*** Begin section ***
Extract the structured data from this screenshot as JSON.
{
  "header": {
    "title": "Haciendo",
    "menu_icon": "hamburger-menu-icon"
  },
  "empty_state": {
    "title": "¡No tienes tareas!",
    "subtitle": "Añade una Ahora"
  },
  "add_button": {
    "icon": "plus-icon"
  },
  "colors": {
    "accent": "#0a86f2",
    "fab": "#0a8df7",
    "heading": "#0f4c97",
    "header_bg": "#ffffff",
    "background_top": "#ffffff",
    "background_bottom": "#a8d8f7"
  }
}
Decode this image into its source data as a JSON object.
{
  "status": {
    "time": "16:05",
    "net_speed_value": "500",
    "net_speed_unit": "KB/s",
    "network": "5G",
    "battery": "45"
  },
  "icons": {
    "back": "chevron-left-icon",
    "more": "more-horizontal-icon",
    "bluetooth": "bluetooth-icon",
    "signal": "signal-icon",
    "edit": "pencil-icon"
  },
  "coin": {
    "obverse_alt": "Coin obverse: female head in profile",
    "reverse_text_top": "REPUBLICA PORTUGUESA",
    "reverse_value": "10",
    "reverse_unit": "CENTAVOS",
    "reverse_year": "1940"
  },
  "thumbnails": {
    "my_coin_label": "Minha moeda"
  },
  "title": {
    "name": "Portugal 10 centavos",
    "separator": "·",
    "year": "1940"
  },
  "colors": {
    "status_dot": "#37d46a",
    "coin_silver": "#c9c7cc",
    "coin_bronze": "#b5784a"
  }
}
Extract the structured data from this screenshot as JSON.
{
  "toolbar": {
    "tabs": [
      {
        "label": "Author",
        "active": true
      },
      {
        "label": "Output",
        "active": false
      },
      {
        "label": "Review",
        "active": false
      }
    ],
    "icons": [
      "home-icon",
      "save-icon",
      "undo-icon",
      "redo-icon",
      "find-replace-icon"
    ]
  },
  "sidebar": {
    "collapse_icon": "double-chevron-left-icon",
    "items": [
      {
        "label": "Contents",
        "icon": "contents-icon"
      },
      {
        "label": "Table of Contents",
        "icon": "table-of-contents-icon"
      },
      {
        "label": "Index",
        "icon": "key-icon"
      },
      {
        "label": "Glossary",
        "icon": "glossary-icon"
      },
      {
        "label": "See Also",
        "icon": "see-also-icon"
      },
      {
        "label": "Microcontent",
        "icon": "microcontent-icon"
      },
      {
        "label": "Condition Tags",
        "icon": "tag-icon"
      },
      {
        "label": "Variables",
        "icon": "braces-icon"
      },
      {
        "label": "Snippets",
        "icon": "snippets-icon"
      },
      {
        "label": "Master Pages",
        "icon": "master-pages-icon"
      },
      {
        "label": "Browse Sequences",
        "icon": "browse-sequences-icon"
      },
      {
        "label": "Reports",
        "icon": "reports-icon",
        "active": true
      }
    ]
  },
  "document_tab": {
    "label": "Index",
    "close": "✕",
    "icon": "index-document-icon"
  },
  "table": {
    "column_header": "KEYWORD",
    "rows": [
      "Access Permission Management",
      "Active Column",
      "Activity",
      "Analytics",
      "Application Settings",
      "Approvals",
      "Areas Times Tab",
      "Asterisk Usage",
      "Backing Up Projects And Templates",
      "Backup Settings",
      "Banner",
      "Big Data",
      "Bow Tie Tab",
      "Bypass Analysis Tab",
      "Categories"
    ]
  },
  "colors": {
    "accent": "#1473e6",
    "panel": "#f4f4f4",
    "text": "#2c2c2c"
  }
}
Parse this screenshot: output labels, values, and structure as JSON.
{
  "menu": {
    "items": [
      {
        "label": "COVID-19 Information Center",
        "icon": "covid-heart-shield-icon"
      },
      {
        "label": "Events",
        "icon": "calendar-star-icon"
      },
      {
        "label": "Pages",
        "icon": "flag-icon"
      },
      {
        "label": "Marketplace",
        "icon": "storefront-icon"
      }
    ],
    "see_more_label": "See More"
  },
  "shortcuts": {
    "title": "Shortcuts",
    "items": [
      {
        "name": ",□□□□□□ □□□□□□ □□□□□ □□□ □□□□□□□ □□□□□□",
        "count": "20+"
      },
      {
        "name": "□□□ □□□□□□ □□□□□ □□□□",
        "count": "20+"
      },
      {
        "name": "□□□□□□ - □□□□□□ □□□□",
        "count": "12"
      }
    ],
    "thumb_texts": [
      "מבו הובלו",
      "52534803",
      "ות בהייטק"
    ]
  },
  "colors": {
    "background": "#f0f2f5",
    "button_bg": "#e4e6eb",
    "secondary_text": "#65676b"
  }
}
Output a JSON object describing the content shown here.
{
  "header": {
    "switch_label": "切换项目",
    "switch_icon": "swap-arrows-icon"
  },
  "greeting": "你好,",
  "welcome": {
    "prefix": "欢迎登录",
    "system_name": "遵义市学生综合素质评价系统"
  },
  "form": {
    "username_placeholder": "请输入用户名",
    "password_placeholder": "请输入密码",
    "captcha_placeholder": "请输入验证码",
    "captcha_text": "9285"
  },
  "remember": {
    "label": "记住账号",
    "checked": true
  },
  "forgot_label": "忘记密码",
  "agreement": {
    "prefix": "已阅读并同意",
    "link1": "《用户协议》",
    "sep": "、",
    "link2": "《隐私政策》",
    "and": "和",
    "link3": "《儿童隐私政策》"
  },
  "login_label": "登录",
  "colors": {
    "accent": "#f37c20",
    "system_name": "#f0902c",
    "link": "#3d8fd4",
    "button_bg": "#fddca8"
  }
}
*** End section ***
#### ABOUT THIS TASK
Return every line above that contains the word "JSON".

#### ANSWER SPACE
Extract the structured data from this screenshot as JSON.
Decode this image into its source data as a JSON object.
Extract the structured data from this screenshot as JSON.
Parse this screenshot: output labels, values, and structure as JSON.
Output a JSON object describing the content shown here.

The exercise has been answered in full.